lo ka ko'a ko'e ce'ai ko'a ce'u ko'e zukte

is equivalent to

lo ka ko'a ko'e ko'i ce'ai ko'a ko'i ko'e zukte

which refers to a selbri equivalent to se te se zukte.

A pattern syntax for abstractions

Given that ce'ai exists to formally bind variables in ka-abstractions, there is a natural extension to a syntax of patterns. The most basic pattern is a variable, e.g. ko'a. More complex patterns are built from descriptions (using gadri) and connectives (especially ce'o).

Connective-based patterns

Let's jump right in with an example using ce'o,

mi ce'o do ckaji lo ka ko'a ce'o ko'e ce'ai ko'a ko'e rinsa

The interpretation is mi do rinsa.

The way pattern matching works is to line up the argument mi ce'o do against the pattern ko'a ce'o ko'e. Then mi fills ko'a and do fills ko'e. A natural thing to consider now is what happens in a nontrivial case, where the pattern and the argument don't obviously line up this way. Let's slightly rephrase the example.

mi'o ckaji lo ka ko'a ce'o ko'e ce'ai ko'a ko'e rinsa

Here we use mi'o instead of mi ce'o do. So we line up mi'o against the pattern ko'a ce'o ko'e, and this forces us to interpret mi'o as an ordered pair. There are two natural such interpretations: mi ce'o do and do ce'o mi. The effect is a universal reading, so the whole statement claims

mi do rinsa and do mi rinsa

More generally, when an argument can be decomposed in multiple ways to satisfy a pattern, then all decompositions are considered. Typically though, patterns and arguments are to be constructed to have exactly one meaning. To force an existential reading in this case, one can first convert mi'o to a sequence using vu'i (LAhE). This conversion operator gives an unspecified ordering, so vu'i mi'o ckaji lo ka ko'a ce'o ko'e ce'ai ko'a ko'e rinsa leaves it up to context whether the interpretation is mi do rinsa or do mi rinsa.

Now that we understand ce'o patterns, we can say "I like apples more than you like oranges" using zmadu.

mi ce'o lo plise do ce'o lo najnimre cu zmadu lo ni ko'a ce'o ko'e ce'ai ko'a ko'e nelci

Using the jargon of functional programming, lo ni ko'a ce'o ko'e ce'ai ko'a ko'e broda is said to uncurry the first two places of broda. To make this operation more convenient, we introduce the experimental MOI cmavo ka'oi. This allows us to rephrase the example in such a way that avoids explicit pattern, but whose interpretation is of course grounded in the notion of pattern-matching.

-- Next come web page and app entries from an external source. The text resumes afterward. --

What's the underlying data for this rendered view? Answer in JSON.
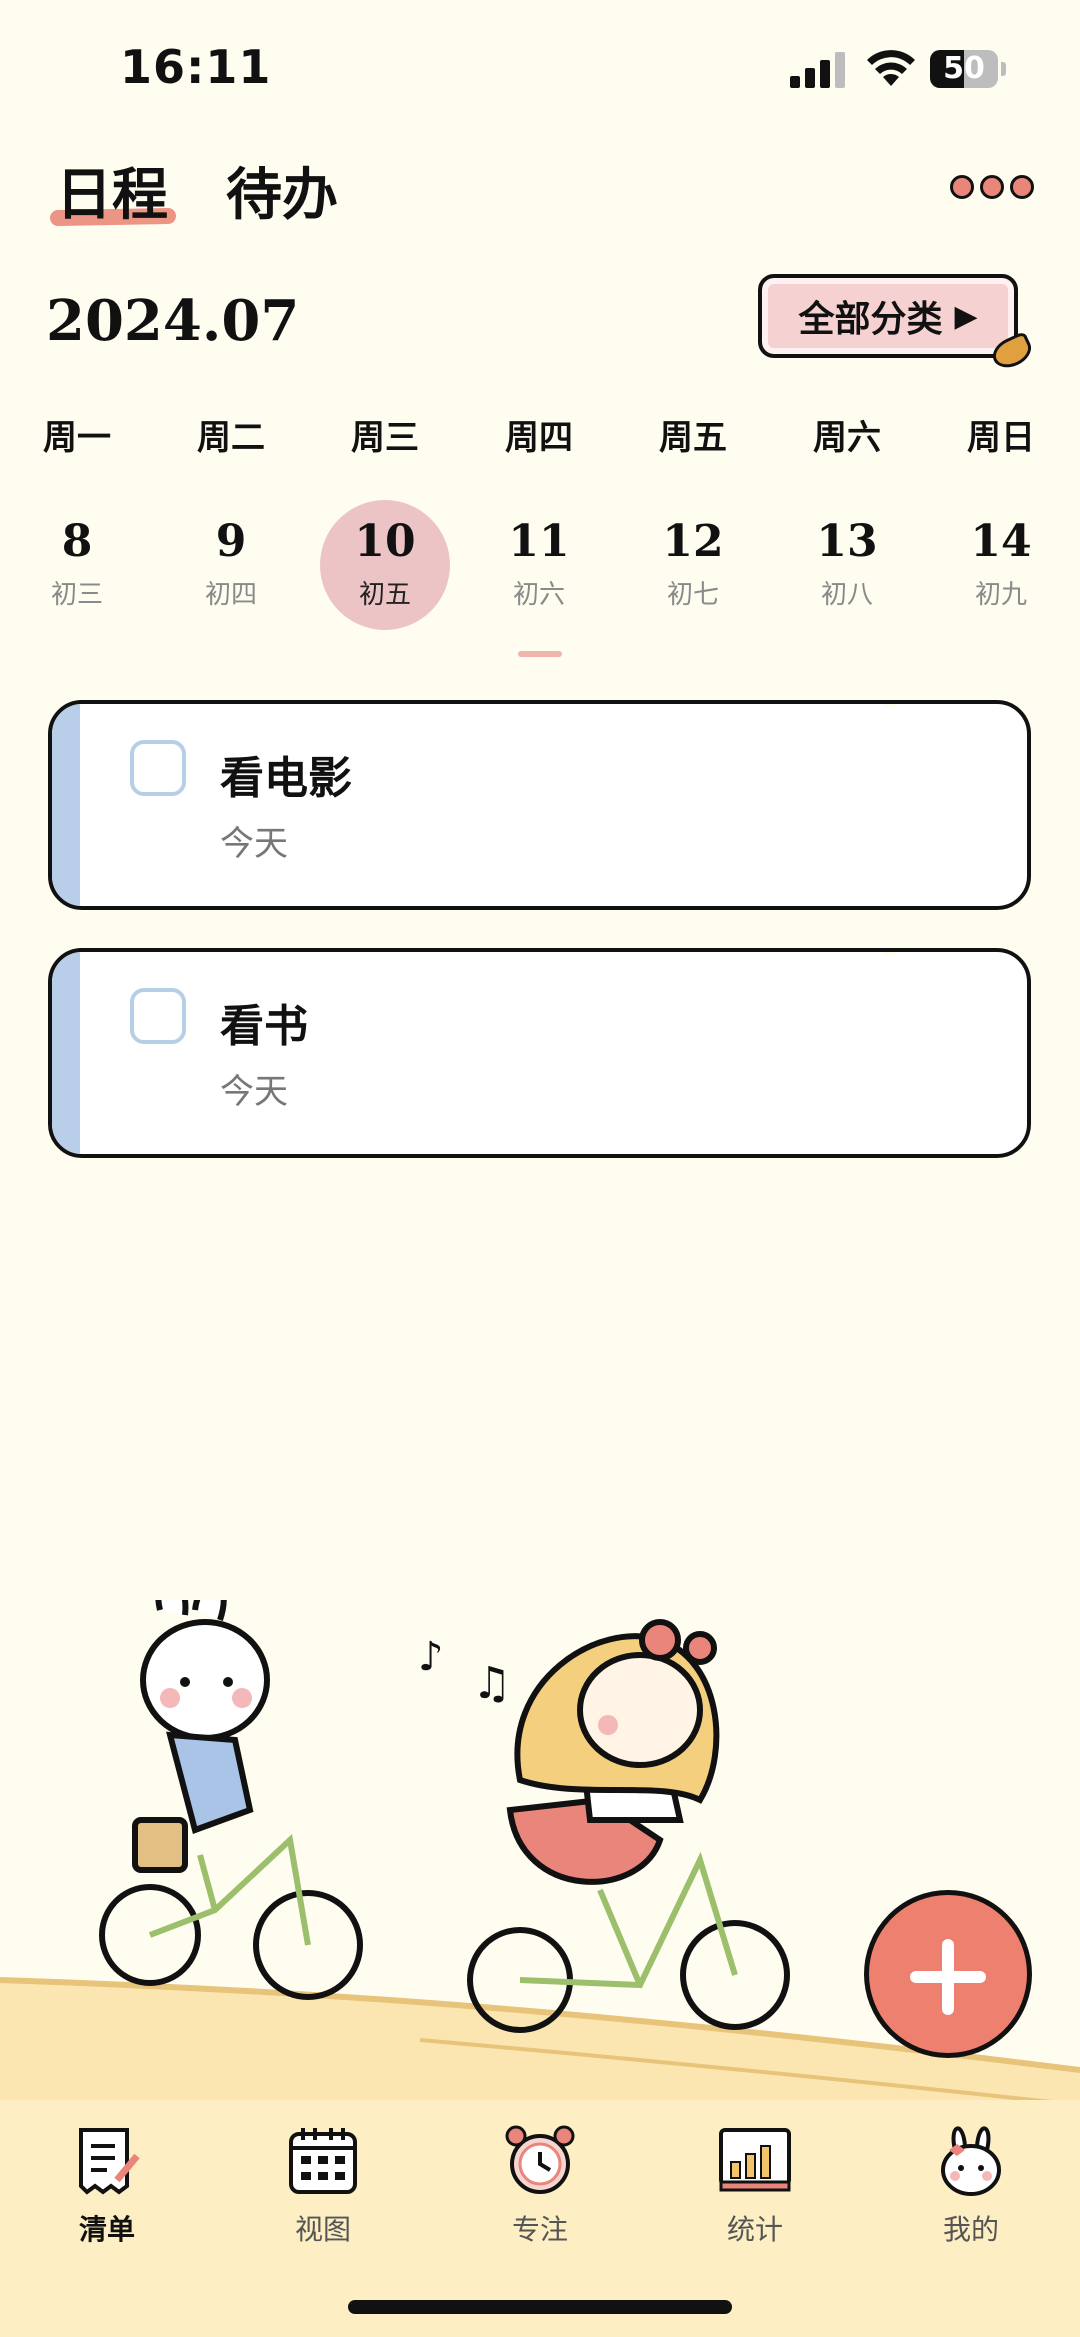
{
  "status": {
    "time": "16:11",
    "battery": "50",
    "battery_level": 0.5
  },
  "tabs": [
    {
      "label": "日程",
      "active": true
    },
    {
      "label": "待办",
      "active": false
    }
  ],
  "more_icon": "more-dots-icon",
  "header": {
    "month": "2024.07",
    "category_label": "全部分类",
    "category_arrow": "▶"
  },
  "weekdays": [
    "周一",
    "周二",
    "周三",
    "周四",
    "周五",
    "周六",
    "周日"
  ],
  "days": [
    {
      "num": "8",
      "lunar": "初三"
    },
    {
      "num": "9",
      "lunar": "初四"
    },
    {
      "num": "10",
      "lunar": "初五",
      "selected": true
    },
    {
      "num": "11",
      "lunar": "初六"
    },
    {
      "num": "12",
      "lunar": "初七"
    },
    {
      "num": "13",
      "lunar": "初八"
    },
    {
      "num": "14",
      "lunar": "初九"
    }
  ],
  "tasks": [
    {
      "title": "看电影",
      "date": "今天",
      "done": false
    },
    {
      "title": "看书",
      "date": "今天",
      "done": false
    }
  ],
  "colors": {
    "accent": "#ee8070",
    "selected_day": "#ecc4c6",
    "task_bar": "#b9cfe9",
    "background": "#fffcf0"
  },
  "nav": [
    {
      "label": "清单",
      "icon": "list-icon",
      "active": true
    },
    {
      "label": "视图",
      "icon": "calendar-icon",
      "active": false
    },
    {
      "label": "专注",
      "icon": "alarm-clock-icon",
      "active": false
    },
    {
      "label": "统计",
      "icon": "bar-chart-icon",
      "active": false
    },
    {
      "label": "我的",
      "icon": "bunny-profile-icon",
      "active": false
    }
  ]
}
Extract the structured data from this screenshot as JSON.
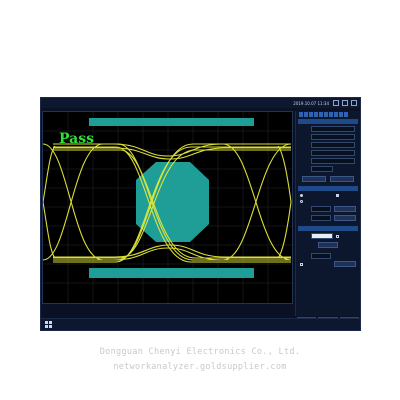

mi ce'o lo plise do ce'o lo najnimre cu zmadu lo reka'oi co ni [ce'u] [ce'u] nelci

I write the ce'u in square brackets given that the context allows them to be inferred, so they can in fact be omitted. By applying the flipping principle, we can collapse this to a tanru with a clear interpretation.

mi ce'o lo plise do ce'o lo najnimre cu nelci reka'oi zmadu

Description-based patterns

Although the original problem statement only motivated the development of connective-based patterns, in particular ones built from ce'o, one can further extend the syntax and the semantics to include descriptions formed from gadri.

Consider the pattern lo pendo be ko'a in the example

mi ckaji lo ka lo pendo be ko'a ce'ai ko'a tadni

This says "My friend studies", albeit in a very roundabout way.

Using the "lining up" interpretation strategy, we match mi with lo pendo be ko'a. This makes sense if in context, I am a friend of someone, and the variable ko'a is made to refer to that person. Using lo to form the pattern is what gives the contextual interpretation. Different gadri could give different interpretations, but I leave developing these new interpretations as future work.